The 14 full papers, 9 short papers and 4 poster papers were carefully reviewed and selected from 108 qualified submissions. The papers are organized in topical sections on natural language processing; computer vision; social network analysis; data analysis and machine learning; theoretical machine learning and optimization; process mining; posters.
The authors introduce ongoing child welfare reform in Russia, consider the international and national context, as well as the main drivers of these reforms and their current results. In addition, a literature review of field is also provided. Child welfare reform in Russia builds on the idea of every child’s right to grow up in a family. The main aim is to deinstitutionalize the child welfare system by promoting adoptions and fostering, restructuring the remaining residential institutions into home-like environments and creating community-based family support services. The chapter introduces the main concepts and terminology used to describe the child welfare system, the research questions of the volume, and employs a neo-institutionalist framework as the theoretical framework of the book. The volume analyses how reform is implemented, which echoes a fundamental change in the ideological premises of child welfare policy. Thus, the reform has shifted the course of the child welfare policy in Russia. The volume examines how the reforms are affecting the institutions and practices of child welfare in Russia, what kind of institutional change has followed the shift in the ideals, and what are the intended and unintended consequences of these reform processes. Finally, the chapter gives a brief overview of the chapters in the volume.
Russian policy in the Middle East and North Africa (MENA) has undergone significant changes since the collapse of the Soviet Union. Moscow’s actions in the region have began to acquire a less ideologically driving and more pragmatic character. However, the Arab Spring and conflict in Ukraine have underscored a more aggressive policy on the part of Russia, the quintessence of which was military intervention in an armed conflict far from its borders, in Syria. Largely Russian intervention to Syria was a tool for Kremlin to resolve internal problems, and a bargaining chip in relations with global and regional actors. At the same time the declining in public interest in foreign policy, as well as the high costs of military presence in the Middle East, in the short term will force the Kremlin to respond to demands from domestic audiences. The resolution of this problem will define the future of Russia in the MENA region. It will either be an ‘honest broker’ in regional conflicts, or have to be content with the role of ‘junior partner’ to Washington, Beijing or other actors.
Building on contemporary social science, we intend to go beyond current Russian studies by creating a new paradigm in the field. In this chapter, we develop the conceptual starting points of this new paradigm and specify our methodological approach to modernity and modernization. We intend to show that Anthony Giddens’ structuration theory gives us instruments for methodological specifications that broaden the horizon towards more comprehensive research programmes. Previous approaches do not seem to find ways to examine both structures and agencies at the same time.
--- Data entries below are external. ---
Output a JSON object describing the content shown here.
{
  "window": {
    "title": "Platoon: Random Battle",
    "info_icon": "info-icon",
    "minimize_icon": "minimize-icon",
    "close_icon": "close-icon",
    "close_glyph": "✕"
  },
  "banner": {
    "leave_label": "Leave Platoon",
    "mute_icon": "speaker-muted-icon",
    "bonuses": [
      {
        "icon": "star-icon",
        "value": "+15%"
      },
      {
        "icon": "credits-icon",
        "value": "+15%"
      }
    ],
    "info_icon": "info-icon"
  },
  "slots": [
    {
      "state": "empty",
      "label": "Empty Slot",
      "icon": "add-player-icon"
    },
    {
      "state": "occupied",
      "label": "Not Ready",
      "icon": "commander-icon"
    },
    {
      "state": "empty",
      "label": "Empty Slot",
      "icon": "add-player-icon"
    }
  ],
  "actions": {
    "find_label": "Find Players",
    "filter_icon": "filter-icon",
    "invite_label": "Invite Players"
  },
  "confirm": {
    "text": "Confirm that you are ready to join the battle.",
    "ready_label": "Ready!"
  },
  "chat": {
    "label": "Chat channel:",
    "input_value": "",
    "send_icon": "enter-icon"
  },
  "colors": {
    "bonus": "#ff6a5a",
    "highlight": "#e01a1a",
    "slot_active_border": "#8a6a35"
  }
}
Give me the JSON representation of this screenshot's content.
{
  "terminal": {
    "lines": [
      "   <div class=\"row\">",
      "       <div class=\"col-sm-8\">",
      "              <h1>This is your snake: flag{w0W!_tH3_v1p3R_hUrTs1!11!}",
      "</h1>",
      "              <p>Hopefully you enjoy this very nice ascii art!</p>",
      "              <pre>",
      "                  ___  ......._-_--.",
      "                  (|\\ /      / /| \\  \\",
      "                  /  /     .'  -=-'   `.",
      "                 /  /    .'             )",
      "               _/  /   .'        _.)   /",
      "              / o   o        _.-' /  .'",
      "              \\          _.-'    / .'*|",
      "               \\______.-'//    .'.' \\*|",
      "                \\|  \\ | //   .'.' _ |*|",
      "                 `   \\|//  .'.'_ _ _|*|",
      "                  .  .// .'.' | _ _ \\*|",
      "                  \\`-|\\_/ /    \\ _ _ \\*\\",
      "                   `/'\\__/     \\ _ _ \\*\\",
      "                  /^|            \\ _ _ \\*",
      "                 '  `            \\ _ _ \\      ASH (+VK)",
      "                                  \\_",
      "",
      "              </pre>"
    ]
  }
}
Russia’s development is explained either as an inevitable structural process, or only as a result of the intentions of the actors. We argue that it is essential to be able to study modernization both as a representation and as a broader analytical category referring to basic structural challenges.